Work to be completed - How many of the lines below have "color" in them? Say the number and nothing more.

Given records -
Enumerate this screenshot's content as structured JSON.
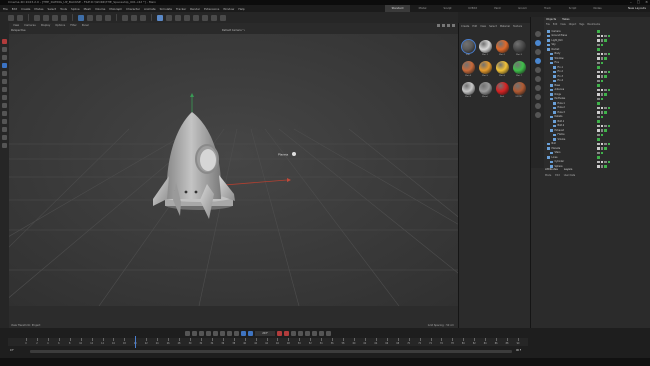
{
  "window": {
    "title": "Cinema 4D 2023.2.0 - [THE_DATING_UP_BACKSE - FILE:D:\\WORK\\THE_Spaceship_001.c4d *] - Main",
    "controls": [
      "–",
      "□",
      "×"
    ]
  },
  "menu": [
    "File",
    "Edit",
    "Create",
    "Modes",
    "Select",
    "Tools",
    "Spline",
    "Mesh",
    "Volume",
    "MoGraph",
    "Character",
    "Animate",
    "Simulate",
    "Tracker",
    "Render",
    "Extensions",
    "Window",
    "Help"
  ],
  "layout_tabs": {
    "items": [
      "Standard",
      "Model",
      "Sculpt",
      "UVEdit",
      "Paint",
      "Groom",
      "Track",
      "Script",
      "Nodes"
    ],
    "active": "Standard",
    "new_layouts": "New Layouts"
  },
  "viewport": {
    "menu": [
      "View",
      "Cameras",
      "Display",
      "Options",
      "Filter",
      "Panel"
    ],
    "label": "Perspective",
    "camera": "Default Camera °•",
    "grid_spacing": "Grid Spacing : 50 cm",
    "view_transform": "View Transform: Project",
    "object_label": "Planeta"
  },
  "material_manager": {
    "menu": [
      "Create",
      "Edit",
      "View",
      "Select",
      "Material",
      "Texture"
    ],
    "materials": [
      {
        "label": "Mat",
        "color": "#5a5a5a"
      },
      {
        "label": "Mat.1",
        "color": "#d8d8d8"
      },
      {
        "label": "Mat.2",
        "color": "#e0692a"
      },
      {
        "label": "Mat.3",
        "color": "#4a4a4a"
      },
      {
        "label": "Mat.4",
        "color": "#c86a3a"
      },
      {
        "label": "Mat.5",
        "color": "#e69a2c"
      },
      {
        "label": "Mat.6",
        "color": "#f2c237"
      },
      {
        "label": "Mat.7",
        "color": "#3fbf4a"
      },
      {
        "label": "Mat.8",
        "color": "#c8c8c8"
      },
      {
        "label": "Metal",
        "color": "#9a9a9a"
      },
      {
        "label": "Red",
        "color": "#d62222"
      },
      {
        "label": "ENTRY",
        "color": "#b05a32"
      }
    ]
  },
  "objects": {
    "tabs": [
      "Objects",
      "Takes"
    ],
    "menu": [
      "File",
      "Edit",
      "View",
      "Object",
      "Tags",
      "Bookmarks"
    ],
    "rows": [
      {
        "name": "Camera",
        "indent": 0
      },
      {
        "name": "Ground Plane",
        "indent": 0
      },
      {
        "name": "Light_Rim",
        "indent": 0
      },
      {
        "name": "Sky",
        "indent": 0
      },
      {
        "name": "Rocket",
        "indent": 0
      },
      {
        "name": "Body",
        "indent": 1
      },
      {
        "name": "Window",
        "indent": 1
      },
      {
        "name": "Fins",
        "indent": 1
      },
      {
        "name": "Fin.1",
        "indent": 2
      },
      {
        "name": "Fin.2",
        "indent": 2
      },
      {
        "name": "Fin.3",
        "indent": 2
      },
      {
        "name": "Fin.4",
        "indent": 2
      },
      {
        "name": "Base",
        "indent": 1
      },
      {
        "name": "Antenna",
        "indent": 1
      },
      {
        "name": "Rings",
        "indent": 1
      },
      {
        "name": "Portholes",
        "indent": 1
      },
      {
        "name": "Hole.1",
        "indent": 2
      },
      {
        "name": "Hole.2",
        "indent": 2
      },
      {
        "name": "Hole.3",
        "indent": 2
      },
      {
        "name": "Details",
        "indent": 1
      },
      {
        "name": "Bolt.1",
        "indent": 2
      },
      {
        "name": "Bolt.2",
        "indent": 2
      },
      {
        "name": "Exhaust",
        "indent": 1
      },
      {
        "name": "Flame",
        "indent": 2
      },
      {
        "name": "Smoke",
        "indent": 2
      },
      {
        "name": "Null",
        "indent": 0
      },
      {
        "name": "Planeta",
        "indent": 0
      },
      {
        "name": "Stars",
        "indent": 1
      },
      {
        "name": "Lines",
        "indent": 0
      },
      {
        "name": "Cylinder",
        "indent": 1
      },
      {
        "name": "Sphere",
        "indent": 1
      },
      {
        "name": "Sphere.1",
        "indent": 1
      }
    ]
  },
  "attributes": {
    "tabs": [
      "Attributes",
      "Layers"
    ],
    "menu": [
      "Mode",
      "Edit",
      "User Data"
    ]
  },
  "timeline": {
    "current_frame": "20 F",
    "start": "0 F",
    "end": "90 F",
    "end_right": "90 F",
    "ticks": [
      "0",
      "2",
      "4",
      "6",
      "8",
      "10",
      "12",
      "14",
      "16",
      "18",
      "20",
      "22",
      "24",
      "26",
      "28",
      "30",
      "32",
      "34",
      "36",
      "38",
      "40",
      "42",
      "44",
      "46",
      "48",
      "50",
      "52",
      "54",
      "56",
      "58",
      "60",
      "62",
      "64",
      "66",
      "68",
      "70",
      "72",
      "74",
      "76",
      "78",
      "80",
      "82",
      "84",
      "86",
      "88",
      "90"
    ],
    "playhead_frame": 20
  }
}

Response to the exercise - 12